Chilling winds blow between Turkey, Russia and Iran in Syria

Chilling winds blow between Turkey, Russia and Iran in Syria

The Russian Defense Ministry did not confirm claims posted on some websites about destroyed airplanes in the Russia-operated Hmeimim air base in Syria on New Year’s Eve but on Jan. 5, Russian officials did say two soldiers had been killed in a rocket attack.

On Jan. 8, Moscow said 10 armed drones had attacked the same base on Jan. 7, while another three were directed against the Russian naval station at Tartus on the Mediterranean Sea. The prime suspect was the Al-Qaeda affiliated jihadist group Ahrar al-Sham, according to a number of news sites.

On Jan. 9, the Turkish Foreign Ministry called Russian Ambassador Aleksey Yerhov and Iranian Ambassador Bahman Hosseinpour in a bid to stop the Syrian regime attacking “moderate opposition” forces around the Syrian town of Idlib. According to a de-escalation of hostilities agreement between the three countries concerning the Northwestern town, which lies close to the Turkish border, “moderate opposition” means rebel groups other than Al-Qaeda and Islamic State of Iraq and Levant (ISIL) affiliated ones, groups that fall under the umbrella of Turkey-backed Free Syria Army (FSA).

According to that agreement, Turkey is expected to stop FSA attacks on Syrian regime forces loyal to Bashar al-Assad while Russia and Iran are expected to prevent the Syrian Army and pro-Iran militia from attacking the FSA. The idea is to clear the region of the above-mentioned “terrorist elements.”

One major factor behind escalating tension between the three partners, which were able to successfully decrease (in relative terms) tensions through the Astana talks, was the Syrian army’s operation to take back the military airport of Abu Duhour, which is southeast of Idlib. FSA sources claim that the FSA controls the airport, “not the bad ones.”

Ankara fears that if the Syrian army take back the airport, the FSA will be unable to stop the People’s Protection Units (YPG) from advancing towards the Turkish border. The YPG is the Syrian armed wing of the Democratic Union Party (PYD), which is an extension of the Kurdistan Workers’ Party (PKK), a group that has been fighting the Turkish state for more than three decades. The U.S. Central Command (CENTCOM) has been cooperating with the YPG as part of the Syrian Democratic Forces (SDF) in the fight against ISIL, despite objections from NATO partner Turkey, which has been offering its cooperation.

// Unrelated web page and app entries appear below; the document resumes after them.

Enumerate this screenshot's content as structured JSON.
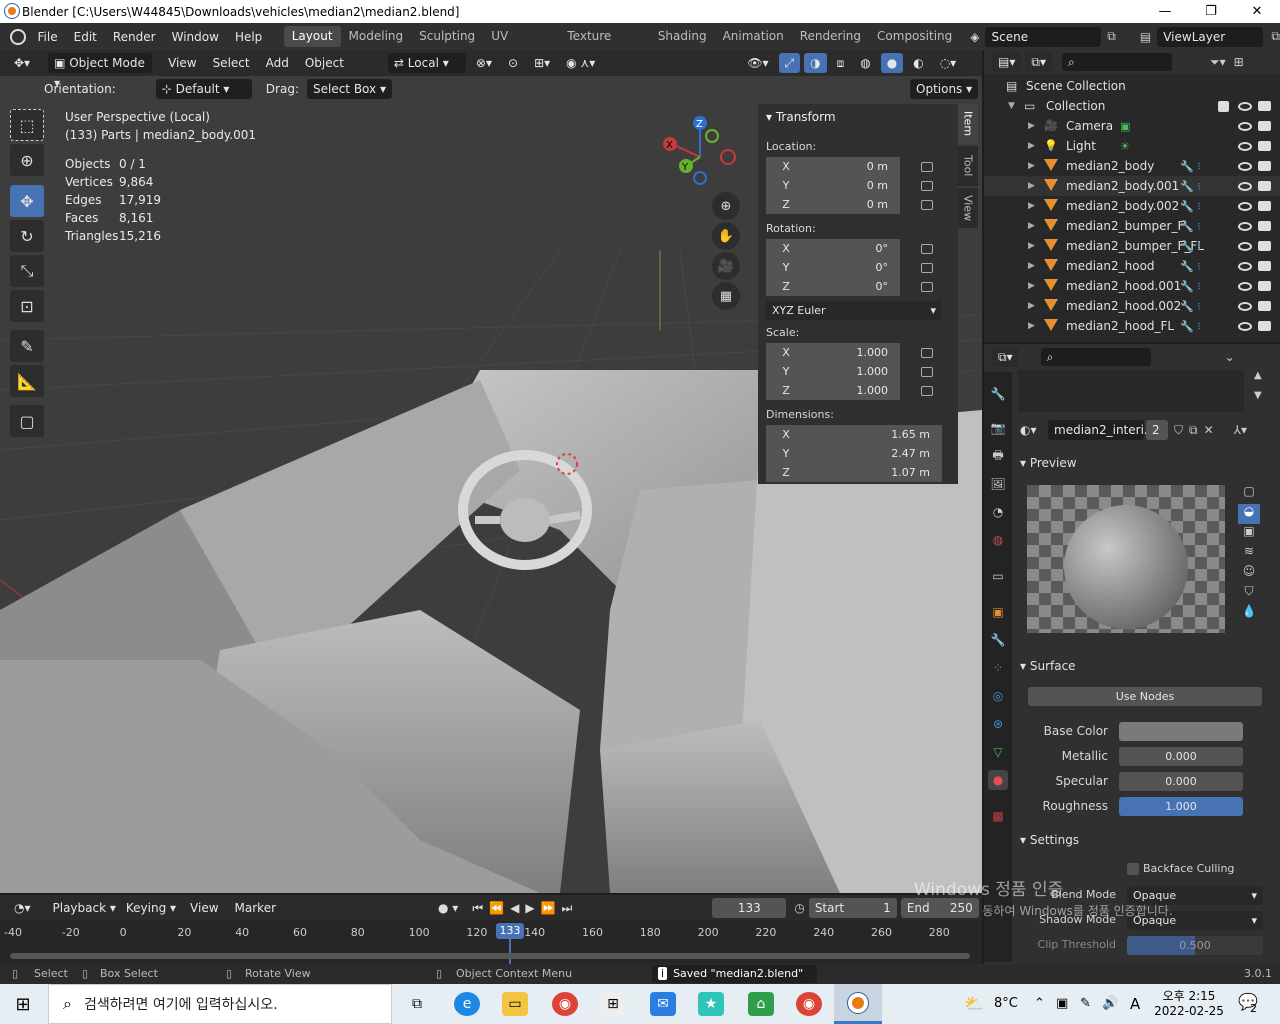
{
  "window": {
    "title": "Blender [C:\\Users\\W44845\\Downloads\\vehicles\\median2\\median2.blend]",
    "minimize": "—",
    "maximize": "❐",
    "close": "✕"
  },
  "menu": {
    "items": [
      "File",
      "Edit",
      "Render",
      "Window",
      "Help"
    ],
    "workspaces": [
      "Layout",
      "Modeling",
      "Sculpting",
      "UV Editing",
      "Texture Paint",
      "Shading",
      "Animation",
      "Rendering",
      "Compositing"
    ],
    "scene": "Scene",
    "view_layer": "ViewLayer"
  },
  "viewport_header": {
    "mode": "Object Mode",
    "menus": [
      "View",
      "Select",
      "Add",
      "Object"
    ],
    "transform_space": "Local",
    "orientation_label": "Orientation:",
    "orientation_value": "Default",
    "drag_label": "Drag:",
    "drag_value": "Select Box",
    "options": "Options"
  },
  "viewport_info": {
    "perspective": "User Perspective (Local)",
    "context": "(133) Parts | median2_body.001",
    "stats": [
      {
        "label": "Objects",
        "value": "0 / 1"
      },
      {
        "label": "Vertices",
        "value": "9,864"
      },
      {
        "label": "Edges",
        "value": "17,919"
      },
      {
        "label": "Faces",
        "value": "8,161"
      },
      {
        "label": "Triangles",
        "value": "15,216"
      }
    ]
  },
  "gizmo": {
    "x": "X",
    "y": "Y",
    "z": "Z"
  },
  "npanel": {
    "header": "Transform",
    "location_label": "Location:",
    "location": [
      {
        "axis": "X",
        "value": "0 m"
      },
      {
        "axis": "Y",
        "value": "0 m"
      },
      {
        "axis": "Z",
        "value": "0 m"
      }
    ],
    "rotation_label": "Rotation:",
    "rotation": [
      {
        "axis": "X",
        "value": "0°"
      },
      {
        "axis": "Y",
        "value": "0°"
      },
      {
        "axis": "Z",
        "value": "0°"
      }
    ],
    "rotation_mode": "XYZ Euler",
    "scale_label": "Scale:",
    "scale": [
      {
        "axis": "X",
        "value": "1.000"
      },
      {
        "axis": "Y",
        "value": "1.000"
      },
      {
        "axis": "Z",
        "value": "1.000"
      }
    ],
    "dimensions_label": "Dimensions:",
    "dimensions": [
      {
        "axis": "X",
        "value": "1.65 m"
      },
      {
        "axis": "Y",
        "value": "2.47 m"
      },
      {
        "axis": "Z",
        "value": "1.07 m"
      }
    ],
    "tabs": [
      "Item",
      "Tool",
      "View"
    ]
  },
  "outliner": {
    "scene_collection": "Scene Collection",
    "collection": "Collection",
    "items": [
      "Camera",
      "Light",
      "median2_body",
      "median2_body.001",
      "median2_body.002",
      "median2_bumper_F",
      "median2_bumper_F_FL",
      "median2_hood",
      "median2_hood.001",
      "median2_hood.002",
      "median2_hood_FL"
    ]
  },
  "properties": {
    "material_name": "median2_interi...",
    "user_count": "2",
    "preview_label": "Preview",
    "surface_label": "Surface",
    "use_nodes": "Use Nodes",
    "fields": [
      {
        "label": "Base Color",
        "value": ""
      },
      {
        "label": "Metallic",
        "value": "0.000"
      },
      {
        "label": "Specular",
        "value": "0.000"
      },
      {
        "label": "Roughness",
        "value": "1.000"
      }
    ],
    "settings_label": "Settings",
    "backface_culling": "Backface Culling",
    "blend_mode_label": "Blend Mode",
    "blend_mode": "Opaque",
    "shadow_mode_label": "Shadow Mode",
    "shadow_mode": "Opaque",
    "clip_threshold_label": "Clip Threshold",
    "clip_threshold": "0.500"
  },
  "watermark": {
    "line1": "Windows 정품 인증",
    "line2": "[설정]으로 이동하여 Windows를 정품 인증합니다."
  },
  "timeline": {
    "menus": [
      "Playback",
      "Keying",
      "View",
      "Marker"
    ],
    "current_frame": "133",
    "start_label": "Start",
    "start": "1",
    "end_label": "End",
    "end": "250",
    "ticks": [
      "-40",
      "-20",
      "0",
      "20",
      "40",
      "60",
      "80",
      "100",
      "120",
      "140",
      "160",
      "180",
      "200",
      "220",
      "240",
      "260",
      "280"
    ]
  },
  "statusbar": {
    "select": "Select",
    "box_select": "Box Select",
    "rotate_view": "Rotate View",
    "context_menu": "Object Context Menu",
    "message": "Saved \"median2.blend\"",
    "version": "3.0.1"
  },
  "taskbar": {
    "search_placeholder": "검색하려면 여기에 입력하십시오.",
    "temperature": "8°C",
    "ime": "A",
    "time": "오후 2:15",
    "date": "2022-02-25",
    "notifications": "2"
  }
}
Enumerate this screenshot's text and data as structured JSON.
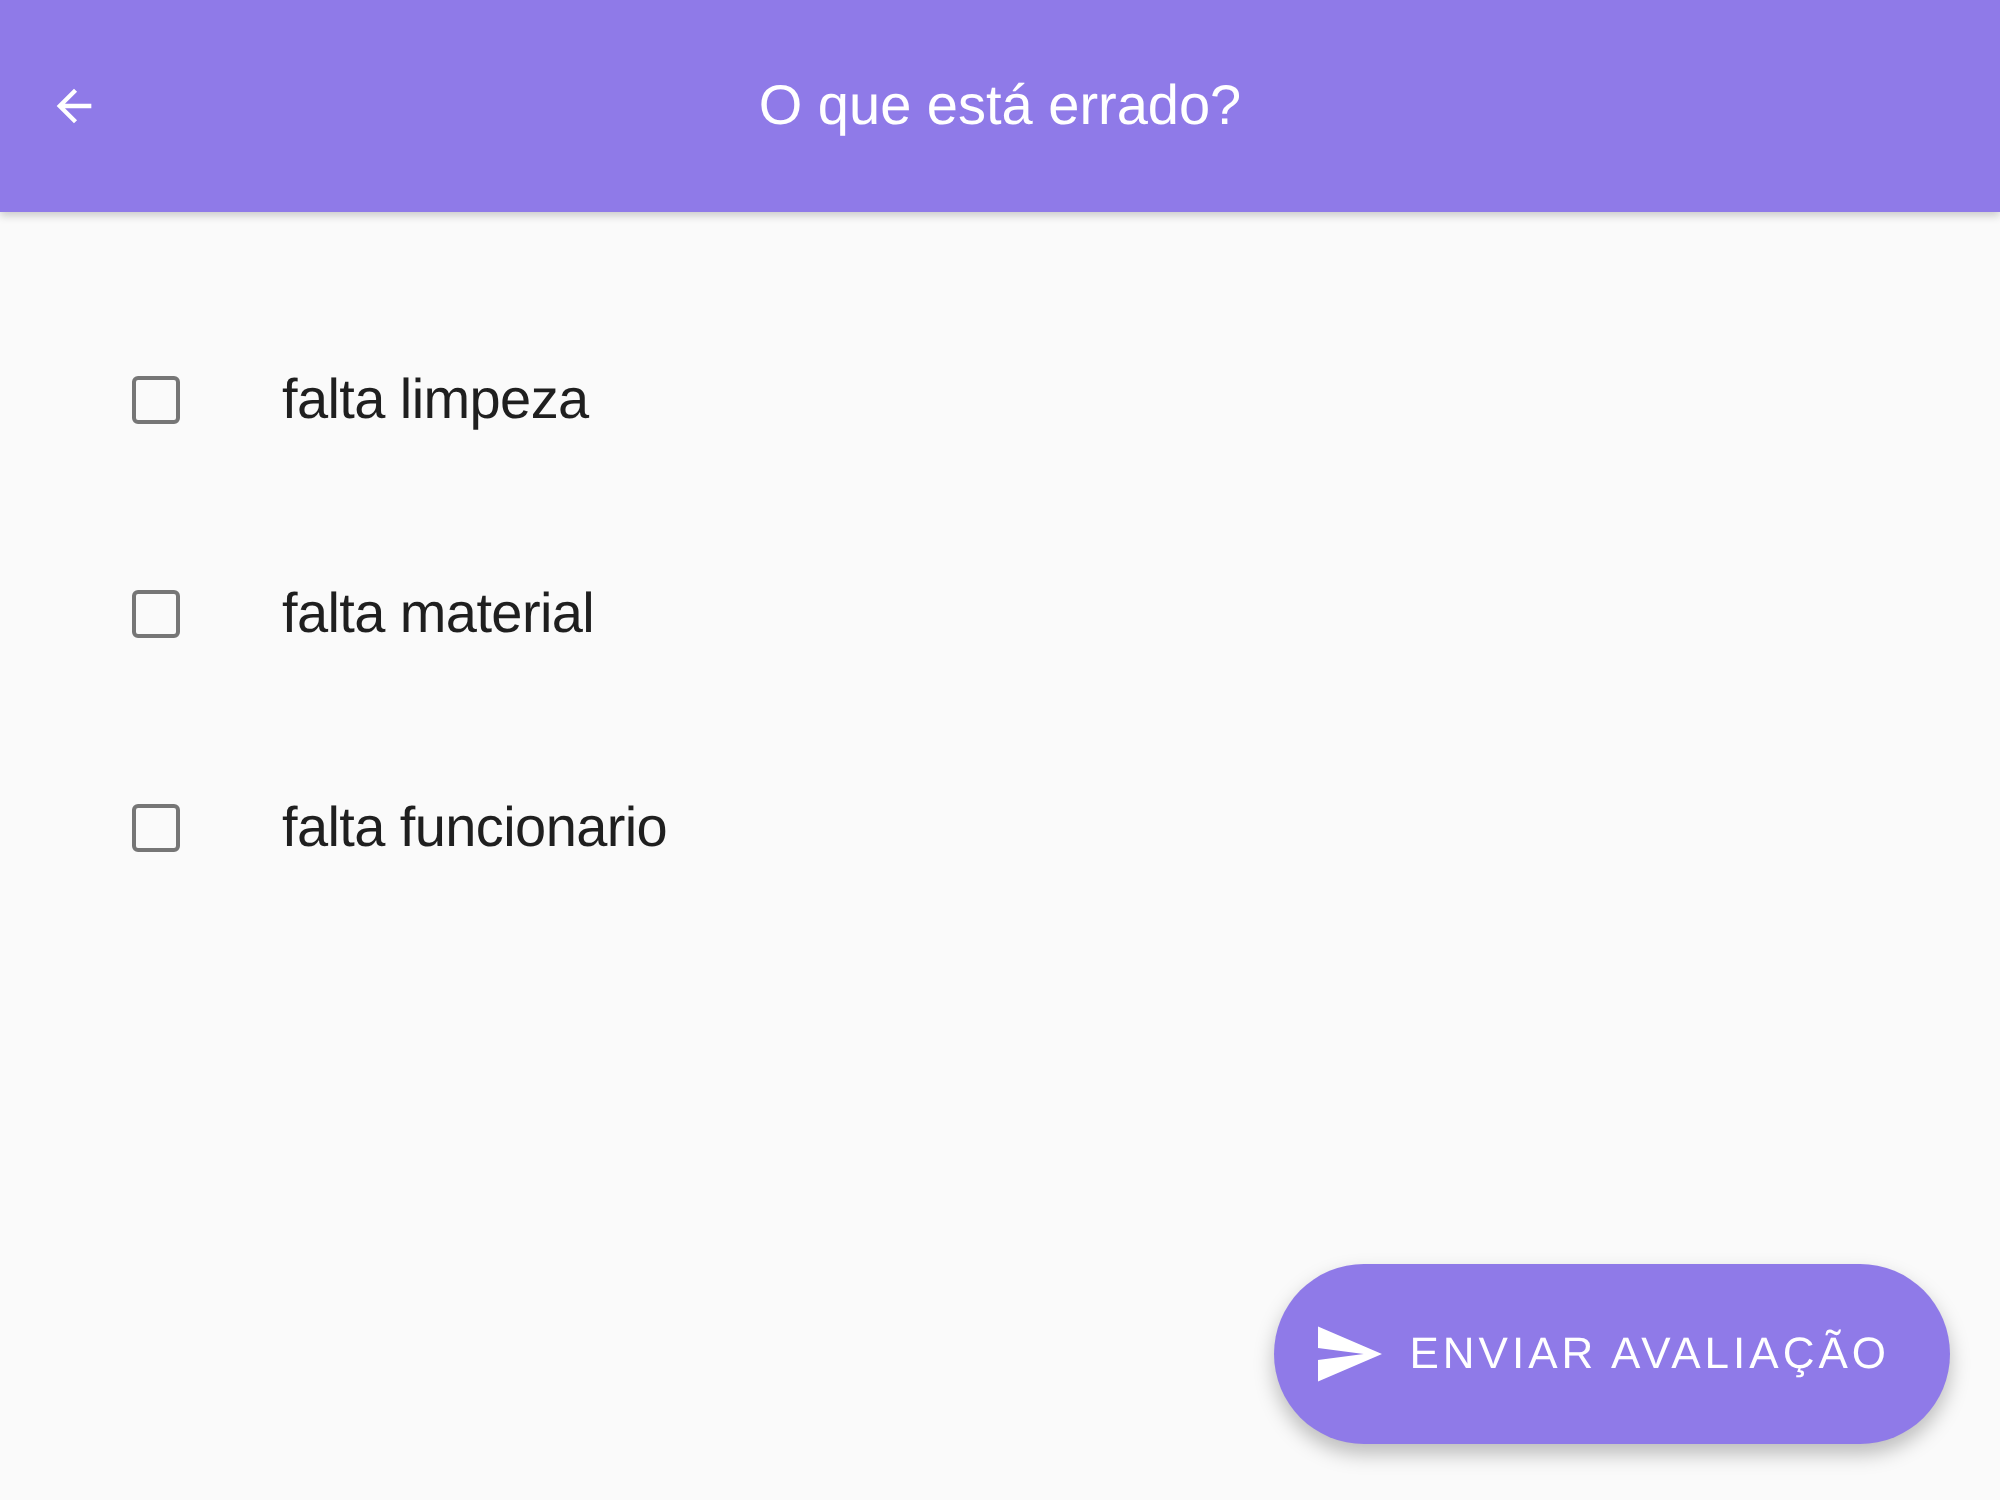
{
  "app_bar": {
    "title": "O que está errado?"
  },
  "options": [
    {
      "label": "falta limpeza",
      "checked": false
    },
    {
      "label": "falta material",
      "checked": false
    },
    {
      "label": "falta funcionario",
      "checked": false
    }
  ],
  "submit_button": {
    "label": "ENVIAR AVALIAÇÃO"
  }
}
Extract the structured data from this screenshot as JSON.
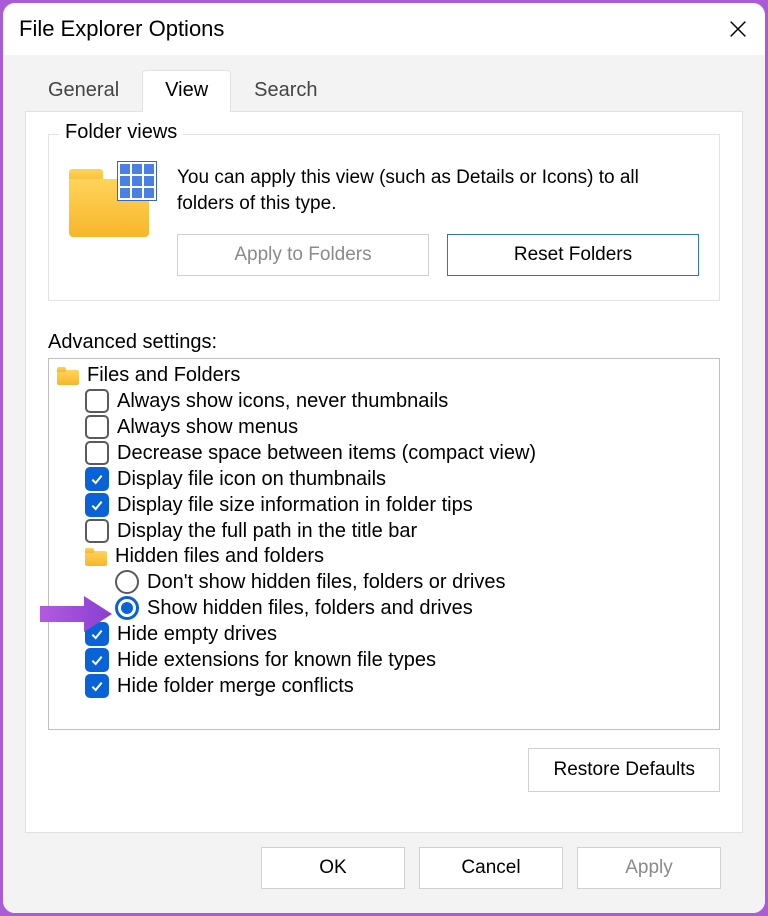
{
  "window": {
    "title": "File Explorer Options"
  },
  "tabs": {
    "general": "General",
    "view": "View",
    "search": "Search",
    "active": "view"
  },
  "folder_views": {
    "legend": "Folder views",
    "description": "You can apply this view (such as Details or Icons) to all folders of this type.",
    "apply_label": "Apply to Folders",
    "reset_label": "Reset Folders"
  },
  "advanced": {
    "label": "Advanced settings:",
    "root_label": "Files and Folders",
    "items": {
      "always_icons": "Always show icons, never thumbnails",
      "always_menus": "Always show menus",
      "compact": "Decrease space between items (compact view)",
      "file_icon_thumb": "Display file icon on thumbnails",
      "size_tips": "Display file size information in folder tips",
      "full_path": "Display the full path in the title bar",
      "hidden_group": "Hidden files and folders",
      "hidden_dont_show": "Don't show hidden files, folders or drives",
      "hidden_show": "Show hidden files, folders and drives",
      "hide_empty": "Hide empty drives",
      "hide_ext": "Hide extensions for known file types",
      "hide_merge": "Hide folder merge conflicts"
    },
    "state": {
      "always_icons": false,
      "always_menus": false,
      "compact": false,
      "file_icon_thumb": true,
      "size_tips": true,
      "full_path": false,
      "hidden_radio": "show",
      "hide_empty": true,
      "hide_ext": true,
      "hide_merge": true
    }
  },
  "buttons": {
    "restore": "Restore Defaults",
    "ok": "OK",
    "cancel": "Cancel",
    "apply": "Apply"
  },
  "annotation": {
    "arrow_target": "hidden_show"
  }
}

It is complicated, Turkish Foreign Minister Mevlüt Çavuşoğlu told semi-official Anadolu Agency early on Jan. 10. He also said Turkey had kept its promises in the ceasefire deal for Idlib but that Damascus should not hide behind Russia and Iran to launch attacks. In the meantime, the Turkish Foreign Ministry called the Iranian ambassador again on the same subject.

At around the same time Reuters quoted the Russian Defense Ministry newspaper the Krasnaya Zvezda as saying Minister Sergey Shoygu had sent letters to Turkish Chief of General Staff Hulusi Akar and head of Turkey’s National Intelligence Agency (MİT) Hakan Fidan, claiming that the drones used in the attacks against the Hmeimim base originated from zones supposedly under Turkish control.

Russian and Iranian Foreign Ministers Sergey Lavrov and Javad Zarif have reportedly spoken about the developments of these developments, which have caused chilling winds to blow ahead of a key meeting between government and opposition factions in the Syrian civil war in the Russian Black Sea coastal town of Sochi on Jan. 29-30. Diplomatic sources say despite the lack of any scheduled meeting as of yesterday, the presidents of the three countries Recep Tayyip Erdoğan, Vladimir Putin and Hassan Rouhani, may well meet before the Sochi summit in order to put things back on track before the Geneva peace talks begin.

Murat Yetkin, hdn, Opinion,